There can be no argument against freedom as the appropriate ideology unless it can be demonstrated that you and I will better emerge as our creativity is subjected to this or that restraint. Such evidence is utterly lacking.
The ideology worthy of survival is the primary thing, but it cannot even exist, let alone survive, without our dedication—and that is quite another matter. Think of what’s involved. Among the millions of us, all but a very few are smitten by authoritarianism, that is, they believe that the creative lives of others should be restrained in some respect. Count the people you know who are anxious to forego whatever special privilege they presently enjoy in order to remove restraints from their fellow men. Many of our citizens are so surfeited with special privileges—life at the expense of others—that they no longer recognize these special handouts and couldn’t count them if they tried. Among those in the mail order business, for instance, how many would include their subsidized parcel post as a restraint against the creativity of others? Examples can be cited by the thousands!
Think of the millions who fear the chaos that would be unloosed were all men freed of restraints and actually permitted to act creatively as they please!
To further assess the difficulty, reflect on the few who are capable of thinking logically and rationally on this problem.
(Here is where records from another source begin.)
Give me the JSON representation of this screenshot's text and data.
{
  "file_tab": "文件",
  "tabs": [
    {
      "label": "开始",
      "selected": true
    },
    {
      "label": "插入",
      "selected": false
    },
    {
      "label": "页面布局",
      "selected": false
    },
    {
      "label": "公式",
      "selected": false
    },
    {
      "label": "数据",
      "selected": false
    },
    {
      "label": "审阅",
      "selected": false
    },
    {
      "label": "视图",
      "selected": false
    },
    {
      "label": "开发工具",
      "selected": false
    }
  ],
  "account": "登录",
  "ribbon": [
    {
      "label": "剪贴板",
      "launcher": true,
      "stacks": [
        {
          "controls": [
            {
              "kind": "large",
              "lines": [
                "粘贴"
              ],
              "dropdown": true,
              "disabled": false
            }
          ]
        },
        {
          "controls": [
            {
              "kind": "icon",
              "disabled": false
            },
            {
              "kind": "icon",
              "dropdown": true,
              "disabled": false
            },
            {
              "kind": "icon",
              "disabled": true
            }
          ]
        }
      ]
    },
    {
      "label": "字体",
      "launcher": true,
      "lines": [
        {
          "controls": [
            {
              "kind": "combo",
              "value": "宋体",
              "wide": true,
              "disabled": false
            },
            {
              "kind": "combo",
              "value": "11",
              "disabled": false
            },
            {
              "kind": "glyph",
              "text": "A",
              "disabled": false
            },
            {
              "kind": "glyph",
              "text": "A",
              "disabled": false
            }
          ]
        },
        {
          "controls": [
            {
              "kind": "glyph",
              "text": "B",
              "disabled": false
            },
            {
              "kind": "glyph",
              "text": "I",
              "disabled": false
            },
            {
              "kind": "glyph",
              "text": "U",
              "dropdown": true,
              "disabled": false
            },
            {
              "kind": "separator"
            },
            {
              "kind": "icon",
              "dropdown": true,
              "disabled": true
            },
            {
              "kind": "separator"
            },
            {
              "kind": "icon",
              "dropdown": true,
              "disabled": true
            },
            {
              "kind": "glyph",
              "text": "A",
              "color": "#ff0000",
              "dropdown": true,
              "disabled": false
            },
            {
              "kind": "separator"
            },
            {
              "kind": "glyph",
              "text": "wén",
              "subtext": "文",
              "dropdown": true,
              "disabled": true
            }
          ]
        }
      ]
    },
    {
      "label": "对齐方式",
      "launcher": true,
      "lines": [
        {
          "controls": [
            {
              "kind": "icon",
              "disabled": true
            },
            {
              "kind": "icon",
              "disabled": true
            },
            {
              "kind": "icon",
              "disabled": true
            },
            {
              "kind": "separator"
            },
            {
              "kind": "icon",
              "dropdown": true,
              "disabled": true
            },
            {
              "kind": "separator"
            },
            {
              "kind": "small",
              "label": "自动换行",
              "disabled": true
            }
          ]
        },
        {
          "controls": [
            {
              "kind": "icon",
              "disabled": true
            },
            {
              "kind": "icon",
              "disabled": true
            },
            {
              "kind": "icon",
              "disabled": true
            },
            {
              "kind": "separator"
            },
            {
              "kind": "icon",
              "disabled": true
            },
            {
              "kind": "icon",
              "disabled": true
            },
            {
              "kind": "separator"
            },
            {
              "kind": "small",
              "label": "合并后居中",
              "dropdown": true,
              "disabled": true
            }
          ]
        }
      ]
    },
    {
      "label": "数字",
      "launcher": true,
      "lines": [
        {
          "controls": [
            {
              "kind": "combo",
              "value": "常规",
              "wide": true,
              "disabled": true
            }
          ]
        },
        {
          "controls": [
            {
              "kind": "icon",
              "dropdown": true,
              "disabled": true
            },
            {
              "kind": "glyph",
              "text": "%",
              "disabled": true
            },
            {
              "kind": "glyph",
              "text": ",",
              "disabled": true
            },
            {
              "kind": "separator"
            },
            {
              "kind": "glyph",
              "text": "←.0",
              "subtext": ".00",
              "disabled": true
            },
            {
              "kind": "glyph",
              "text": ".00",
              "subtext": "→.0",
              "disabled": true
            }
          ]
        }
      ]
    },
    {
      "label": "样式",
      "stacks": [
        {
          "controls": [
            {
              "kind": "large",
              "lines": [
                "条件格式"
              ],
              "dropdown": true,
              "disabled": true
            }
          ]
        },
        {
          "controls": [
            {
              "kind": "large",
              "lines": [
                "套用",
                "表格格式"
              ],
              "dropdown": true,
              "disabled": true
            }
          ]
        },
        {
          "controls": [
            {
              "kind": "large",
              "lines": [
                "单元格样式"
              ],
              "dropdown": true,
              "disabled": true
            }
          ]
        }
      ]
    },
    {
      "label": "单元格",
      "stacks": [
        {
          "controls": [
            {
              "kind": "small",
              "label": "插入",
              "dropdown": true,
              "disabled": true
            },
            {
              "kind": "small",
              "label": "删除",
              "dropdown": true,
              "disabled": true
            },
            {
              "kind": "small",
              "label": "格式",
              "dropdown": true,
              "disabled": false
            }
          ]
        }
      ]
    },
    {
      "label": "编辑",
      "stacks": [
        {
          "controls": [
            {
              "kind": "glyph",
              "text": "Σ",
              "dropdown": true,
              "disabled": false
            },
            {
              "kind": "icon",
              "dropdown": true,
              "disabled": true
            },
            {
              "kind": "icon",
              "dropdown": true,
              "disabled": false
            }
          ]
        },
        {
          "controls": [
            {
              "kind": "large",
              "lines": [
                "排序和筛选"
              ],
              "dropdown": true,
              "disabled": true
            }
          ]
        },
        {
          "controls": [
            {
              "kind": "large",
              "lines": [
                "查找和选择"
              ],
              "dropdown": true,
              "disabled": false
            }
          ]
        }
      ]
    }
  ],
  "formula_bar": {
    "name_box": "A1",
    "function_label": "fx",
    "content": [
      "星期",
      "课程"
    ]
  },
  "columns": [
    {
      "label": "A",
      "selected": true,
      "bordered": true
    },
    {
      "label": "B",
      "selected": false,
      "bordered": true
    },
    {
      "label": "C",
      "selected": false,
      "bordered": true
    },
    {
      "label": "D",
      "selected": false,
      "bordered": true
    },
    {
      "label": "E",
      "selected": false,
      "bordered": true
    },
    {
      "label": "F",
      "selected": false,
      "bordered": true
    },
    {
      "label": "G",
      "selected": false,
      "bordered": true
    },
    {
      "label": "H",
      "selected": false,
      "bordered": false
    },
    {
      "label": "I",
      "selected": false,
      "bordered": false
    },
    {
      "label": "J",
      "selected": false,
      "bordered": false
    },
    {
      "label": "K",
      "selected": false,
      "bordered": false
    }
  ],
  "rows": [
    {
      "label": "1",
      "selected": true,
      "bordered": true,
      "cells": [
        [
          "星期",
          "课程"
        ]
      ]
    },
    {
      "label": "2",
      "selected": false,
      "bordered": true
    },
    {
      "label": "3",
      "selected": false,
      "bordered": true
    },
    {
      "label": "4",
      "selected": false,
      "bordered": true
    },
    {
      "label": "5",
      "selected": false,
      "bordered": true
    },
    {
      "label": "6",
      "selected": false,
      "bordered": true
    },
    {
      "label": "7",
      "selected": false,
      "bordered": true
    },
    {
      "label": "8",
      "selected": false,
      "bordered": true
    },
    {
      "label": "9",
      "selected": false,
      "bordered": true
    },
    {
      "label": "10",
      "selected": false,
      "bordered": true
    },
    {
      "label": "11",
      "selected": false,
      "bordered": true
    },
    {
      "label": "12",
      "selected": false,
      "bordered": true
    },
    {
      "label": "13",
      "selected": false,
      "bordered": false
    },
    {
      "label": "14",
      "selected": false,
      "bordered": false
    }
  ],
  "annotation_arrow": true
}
Then drastically reduce these few to the ones who will undertake the mental effort. Dedication—unification in support of this ideal of freedom—appears a hopeless prospect. A few thousand, perhaps—but not millions of enthusiasts! The inclination is to throw in the sponge: “Forget it!”
I return to the historians and a remarkable fact they have brought to the surface with crystal clarity. Every constructive movement of which there is any record has resulted from the excellence of a few, often a single man. History reveals that what we should seek is quality, not quantity. A leader, when excellent enough, turns our eyes toward the light.
The stakes, of course, are high: the rebirth and refinement of a culture with survival possibilities. And while we are on our way to understanding and explaining the proper ideology, we’ll be getting enlightenment for ourselves, the highest reward life has to offer—a worthwhile venture if there ever was one!